Founded in 1902, AAA is a not-for-profit organization of clubs serving more than 51 million members in the United States and Canada. As North America's largest motoring and leisure travel organization, AAA provides its members a full range of travel, insurance, financial and automotive-related services through a network of 1,100 offices, as well as its full-service Web site: AAA.com. Since its founding, AAA has been an advocate for the motorist and traveler, continually lobbying for driver and passenger rights, fair laws and safer vehicles and roads. Through affiliations with motoring clubs around the world, AAA provides benefits to members traveling in 130 countries on six continents. Today, 25 percent of all U.S. households have a AAA membership. Nearly 27 percent of all North American passenger vehicles belong to AAA members.
Share the Road to Prevent Accidents
Rhonda Shah from AAA and Andy Clark from the League of American Bicyclists discuss what sharing the road means for bicyclists and motorists.
This expert: 1,471,735 views
Rhonda Shah: Hi! I'm Rhonda Shah with AAA.
Andy Clarke: And I'm Andy Clarke with the League of American Bicyclists.
Rhonda Shah: And today we're going to give you some tips about sharing the road. So Andy, what does sharing the road mean for bicyclists?
Andy Clarke: Well, bicyclists are legal drivers of vehicles with laws and regulations established for their use, yet a lot of cyclists feel that they're not respected by motorist. So sharing the road means mutual respect, which can be promoted by public information, motorist education programs, and ultimately by legal measures.
Rhonda Shah: And that's why at AAA we're so pleased to be working with the league on share the road messaging. Driving on roads requires care and courtesy, whether you're driving a car or a bike.
Andy Clarke: Bicyclists have the same rights and responsibilities as motorists, including the right to ride in the traffic lane. When a road is too narrow for cars and bikes to ride safely side-by-side, bicycles should take the travel lane, which means riding in or near the center of the lane.
Rhonda Shah: So here are some tips for motorists. Stay alert, avoid all distractions while driving. Yield to bicyclists when turning. In bad weather, give bicyclists extra passing room, just as you would other motorists. Make a visual check for bikes by checking mirrors and blind spots before entering or leaving a lane of traffic.
Slow down and give at least three feet of clearing when passing. Reduce your speed when passing bikes, especially when the road is narrow. And never honk your horn at a bicyclist; it can cause them to swerve into traffic or off of the roadway and crash.

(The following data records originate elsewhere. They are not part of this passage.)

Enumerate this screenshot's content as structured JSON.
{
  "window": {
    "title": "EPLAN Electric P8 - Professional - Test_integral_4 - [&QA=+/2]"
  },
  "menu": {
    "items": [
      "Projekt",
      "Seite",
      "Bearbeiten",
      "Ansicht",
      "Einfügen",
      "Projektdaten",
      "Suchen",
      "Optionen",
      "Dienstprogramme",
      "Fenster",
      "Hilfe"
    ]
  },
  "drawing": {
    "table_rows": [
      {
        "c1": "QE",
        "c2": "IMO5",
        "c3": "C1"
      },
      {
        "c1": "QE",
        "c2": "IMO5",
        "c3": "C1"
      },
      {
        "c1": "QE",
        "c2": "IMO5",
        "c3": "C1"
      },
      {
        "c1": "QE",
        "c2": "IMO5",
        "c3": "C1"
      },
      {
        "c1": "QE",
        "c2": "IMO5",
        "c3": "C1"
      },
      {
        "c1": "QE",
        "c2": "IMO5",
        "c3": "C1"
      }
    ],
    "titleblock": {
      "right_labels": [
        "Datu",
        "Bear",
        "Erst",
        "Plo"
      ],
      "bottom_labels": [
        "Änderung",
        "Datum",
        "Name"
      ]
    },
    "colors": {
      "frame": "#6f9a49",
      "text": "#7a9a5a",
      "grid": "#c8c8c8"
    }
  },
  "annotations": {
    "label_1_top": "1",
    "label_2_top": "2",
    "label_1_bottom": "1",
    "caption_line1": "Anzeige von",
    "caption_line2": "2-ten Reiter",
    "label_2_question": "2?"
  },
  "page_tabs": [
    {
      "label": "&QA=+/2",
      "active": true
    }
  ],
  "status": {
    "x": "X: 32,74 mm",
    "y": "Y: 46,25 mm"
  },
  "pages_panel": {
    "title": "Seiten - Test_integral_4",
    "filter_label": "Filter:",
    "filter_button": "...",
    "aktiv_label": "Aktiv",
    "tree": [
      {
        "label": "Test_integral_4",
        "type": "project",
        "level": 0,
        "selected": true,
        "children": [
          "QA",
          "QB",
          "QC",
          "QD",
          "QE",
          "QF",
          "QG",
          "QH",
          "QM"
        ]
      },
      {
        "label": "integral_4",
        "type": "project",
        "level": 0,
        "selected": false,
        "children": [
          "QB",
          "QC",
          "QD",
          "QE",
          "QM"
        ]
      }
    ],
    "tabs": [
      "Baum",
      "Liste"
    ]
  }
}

Always check for bicyclists before opening your car door. And don't forget that children on bikes are often very unpredictable, expect the unexpected. Now Andy, how about some tips for bicyclists?
Andy Clark: Well, bicyclists should ride on the roadway or shared pathways, rather than on sidewalks. Follow the same rules of the road as other roadway users, including riding in the same direction as traffic and following all the same traffic signs and signals.
Signal all your turns. Wear a helmet every time you ride. Be visible, wearing bright colors during the day, reflective gear in low light conditions, and use head and tail lights when riding at night. Remember that respect is a two-way street. Show motorists the same courtesy you expect from them.
Rhonda Shah: Those are all great tips. Remember, same rules same rights.
Andy Clark: Share the road, it could save a life.